The CEIV Pharma programme is based around IATA’s existing CEIV (Centre of Excellence for Independent Validators), a network of independent, IATA-certified, auditors, and aims to provide a universally accepted auditing framework to ensure consistency of compliance. IATA will manage a database of validated locations and operators, as well as the necessary audit schedules and records.
“The lack of a global GDP certification has been hampering the air freight sector’s attempts to capitalise on its inherent advantages as a preferred transportation medium for Pharma products,” affirms Rome-based cool chain consultant
Marco del Giudice.“The IATA CEIV scheme avoids costly certification duplication and brings certainty to distribution quality control. It’s a big step forward for the pharmaceutical air-freight sector.”

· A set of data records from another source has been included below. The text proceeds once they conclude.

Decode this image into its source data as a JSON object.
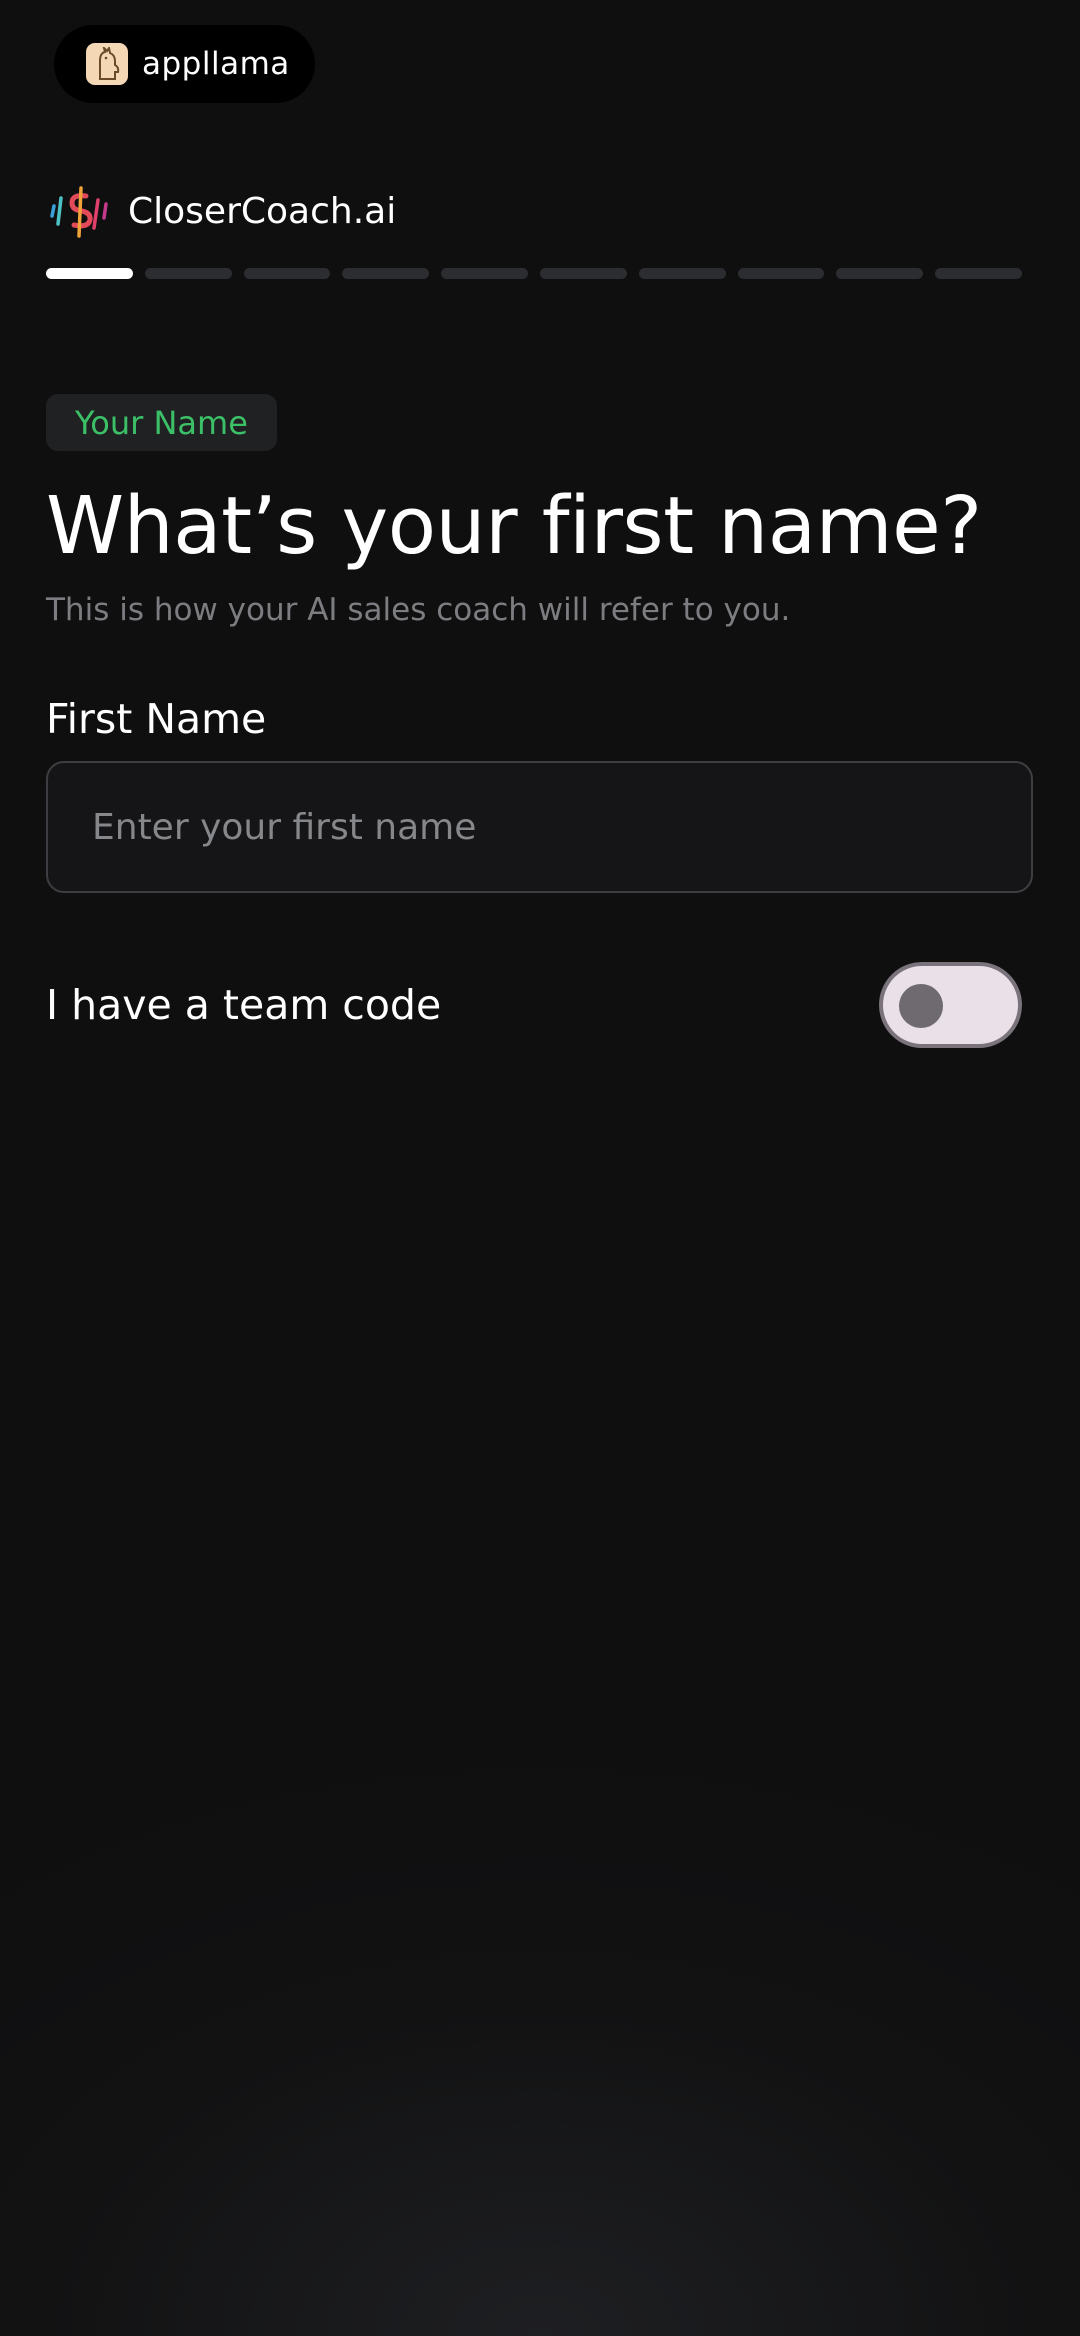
{
  "watermark": {
    "text": "appllama",
    "icon": "llama-icon"
  },
  "header": {
    "brand_name": "CloserCoach.ai",
    "logo_icon": "closercoach-logo-icon"
  },
  "progress": {
    "total_steps": 10,
    "current_step": 1
  },
  "step_chip": {
    "label": "Your Name",
    "color": "#3cc067"
  },
  "main": {
    "title": "What’s your first name?",
    "subtitle": "This is how your AI sales coach will refer to you."
  },
  "first_name": {
    "label": "First Name",
    "placeholder": "Enter your first name",
    "value": ""
  },
  "team_code": {
    "label": "I have a team code",
    "enabled": false
  }
}
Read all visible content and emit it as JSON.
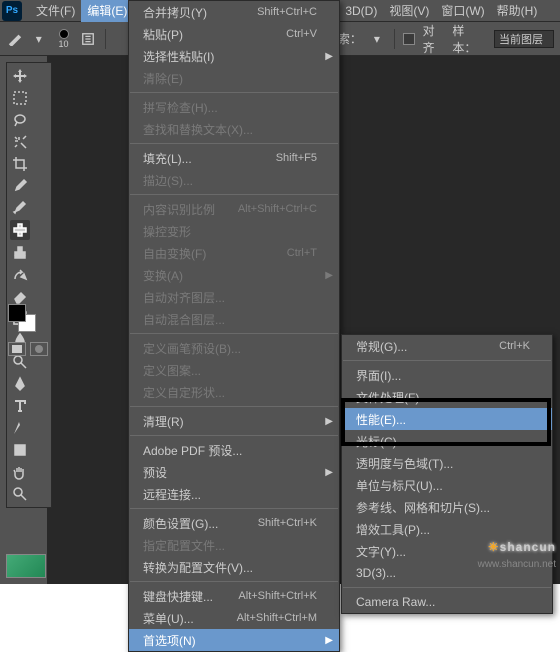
{
  "logo": "Ps",
  "menubar": {
    "file": "文件(F)",
    "edit": "编辑(E)",
    "d3": "3D(D)",
    "view": "视图(V)",
    "window": "窗口(W)",
    "help": "帮助(H)"
  },
  "toolbar": {
    "brush_size": "10",
    "search_label": "索：",
    "align_label": "对齐",
    "sample_label": "样本：",
    "sample_value": "当前图层"
  },
  "edit_menu": {
    "merge_copy": {
      "label": "合并拷贝(Y)",
      "sc": "Shift+Ctrl+C"
    },
    "paste": {
      "label": "粘贴(P)",
      "sc": "Ctrl+V"
    },
    "paste_special": {
      "label": "选择性粘贴(I)"
    },
    "clear": {
      "label": "清除(E)"
    },
    "spell": {
      "label": "拼写检查(H)..."
    },
    "find_replace": {
      "label": "查找和替换文本(X)..."
    },
    "fill": {
      "label": "填充(L)...",
      "sc": "Shift+F5"
    },
    "stroke": {
      "label": "描边(S)..."
    },
    "content_scale": {
      "label": "内容识别比例",
      "sc": "Alt+Shift+Ctrl+C"
    },
    "puppet": {
      "label": "操控变形"
    },
    "free_transform": {
      "label": "自由变换(F)",
      "sc": "Ctrl+T"
    },
    "transform": {
      "label": "变换(A)"
    },
    "auto_align": {
      "label": "自动对齐图层..."
    },
    "auto_blend": {
      "label": "自动混合图层..."
    },
    "brush_preset": {
      "label": "定义画笔预设(B)..."
    },
    "pattern": {
      "label": "定义图案..."
    },
    "custom_shape": {
      "label": "定义自定形状..."
    },
    "purge": {
      "label": "清理(R)"
    },
    "pdf_preset": {
      "label": "Adobe PDF 预设..."
    },
    "presets": {
      "label": "预设"
    },
    "remote": {
      "label": "远程连接..."
    },
    "color_settings": {
      "label": "颜色设置(G)...",
      "sc": "Shift+Ctrl+K"
    },
    "assign_profile": {
      "label": "指定配置文件..."
    },
    "convert_profile": {
      "label": "转换为配置文件(V)..."
    },
    "shortcuts": {
      "label": "键盘快捷键...",
      "sc": "Alt+Shift+Ctrl+K"
    },
    "menus": {
      "label": "菜单(U)...",
      "sc": "Alt+Shift+Ctrl+M"
    },
    "preferences": {
      "label": "首选项(N)"
    }
  },
  "prefs_menu": {
    "general": {
      "label": "常规(G)...",
      "sc": "Ctrl+K"
    },
    "interface": {
      "label": "界面(I)..."
    },
    "file_handling": {
      "label": "文件处理(F)..."
    },
    "performance": {
      "label": "性能(E)..."
    },
    "cursors": {
      "label": "光标(C)..."
    },
    "transparency": {
      "label": "透明度与色域(T)..."
    },
    "units": {
      "label": "单位与标尺(U)..."
    },
    "guides": {
      "label": "参考线、网格和切片(S)..."
    },
    "plugins": {
      "label": "增效工具(P)..."
    },
    "type": {
      "label": "文字(Y)..."
    },
    "d3": {
      "label": "3D(3)..."
    },
    "camera_raw": {
      "label": "Camera Raw..."
    }
  },
  "watermark": {
    "main": "shancun",
    "sub": "www.shancun.net"
  }
}
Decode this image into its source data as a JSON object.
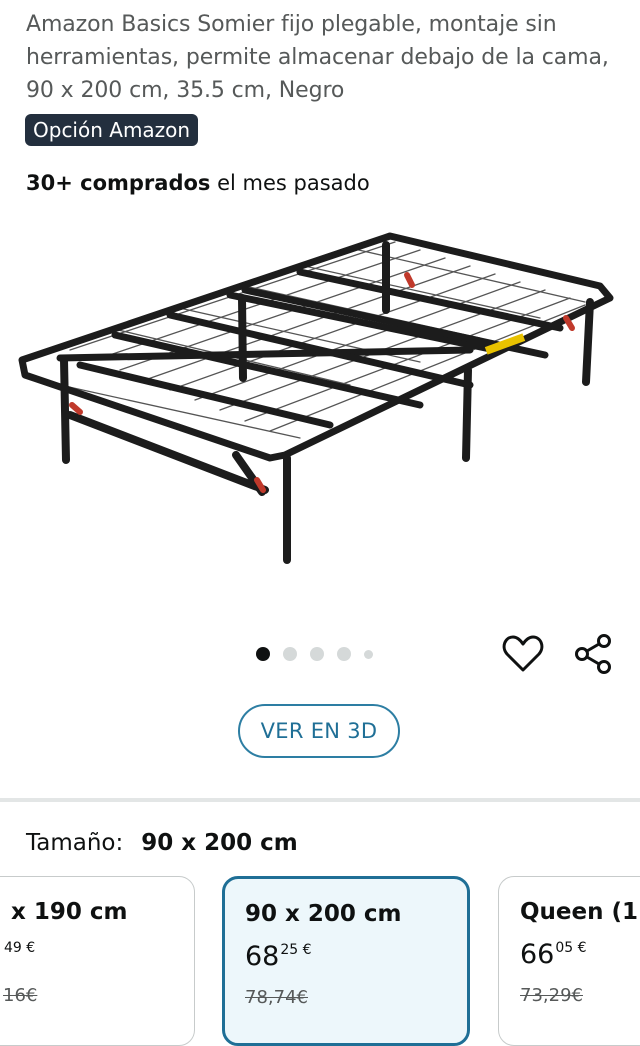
{
  "product": {
    "title": "Amazon Basics Somier fijo plegable, montaje sin herramientas, permite almacenar debajo de la cama, 90 x 200 cm, 35.5 cm, Negro",
    "badge": "Opción Amazon",
    "bought_count": "30+ comprados",
    "bought_suffix": " el mes pasado"
  },
  "gallery": {
    "image": "folding-metal-bed-frame-black",
    "current_index": 1,
    "dots": 5
  },
  "actions": {
    "view3d_label": "VER EN 3D",
    "favorite_icon": "heart-icon",
    "share_icon": "share-icon"
  },
  "size": {
    "label": "Tamaño:",
    "selected": "90 x 200 cm",
    "options": [
      {
        "name": "x 190 cm",
        "price_int": "",
        "price_dec": "49 €",
        "old_price": "16€"
      },
      {
        "name": "90 x 200 cm",
        "price_int": "68",
        "price_dec": "25 €",
        "old_price": "78,74€"
      },
      {
        "name": "Queen (1",
        "price_int": "66",
        "price_dec": "05 €",
        "old_price": "73,29€"
      }
    ]
  },
  "colors": {
    "badge_bg": "#232f3e",
    "accent": "#1f6f96",
    "selected_bg": "#edf7fb"
  }
}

Del Giudice also points to the value of such a scheme when assembling Pharma supply chains: “Shippers want a simpler certification system that allows them to find and compare”
Practice makes perfect
Distribution of temperature-controlled medicines is a tricky task, made more so by ever-increasing levels of global regulation. The EU’s Good Distribution Practices were approved in September 2013 and have increased the complexity of pharmaceutical transportation and forced the industry to adapt their cold chain.
IATA’s new CEIV in Pharmaceutical Handling aims to make air freight a more attractive transportation choice for pharmaceutical companies. The programme will assess an organisation’s cold chain processes and facilities and verify compliance will all applicable international standards and guidelines. These include the EU, WHO, and the United States Pharmacopeia.
Andrea Gruber is manager of cargo business, process and standards for the IATA. Previous roles include senior manager, specialised cargo, at IATA, and business, process and standards manager at IDFS Cargo.
How they work
Tyvek® Air Cargo Covers work by addressing the adverse heat flow mechanisms that are found in the unpredictable air temperature scenarios typically found in air cargo logistics. Made from low conductivity Tyvek® fabric, the covers operate through a combination of three complementary operating mechanisms: the white micro-fibre exterior surface of the covers provides a highly reflective barrier to external solar gain, the metallised inner surface presents a ‘low-e’ radiant barrier to help maintain core package temperatures and the material’s inherent vapour permeability controls harmful condensation. The result is a unique, state-of-the-art protective envelope.
Main: +44 (0) 1308 456666
Email: [email protected]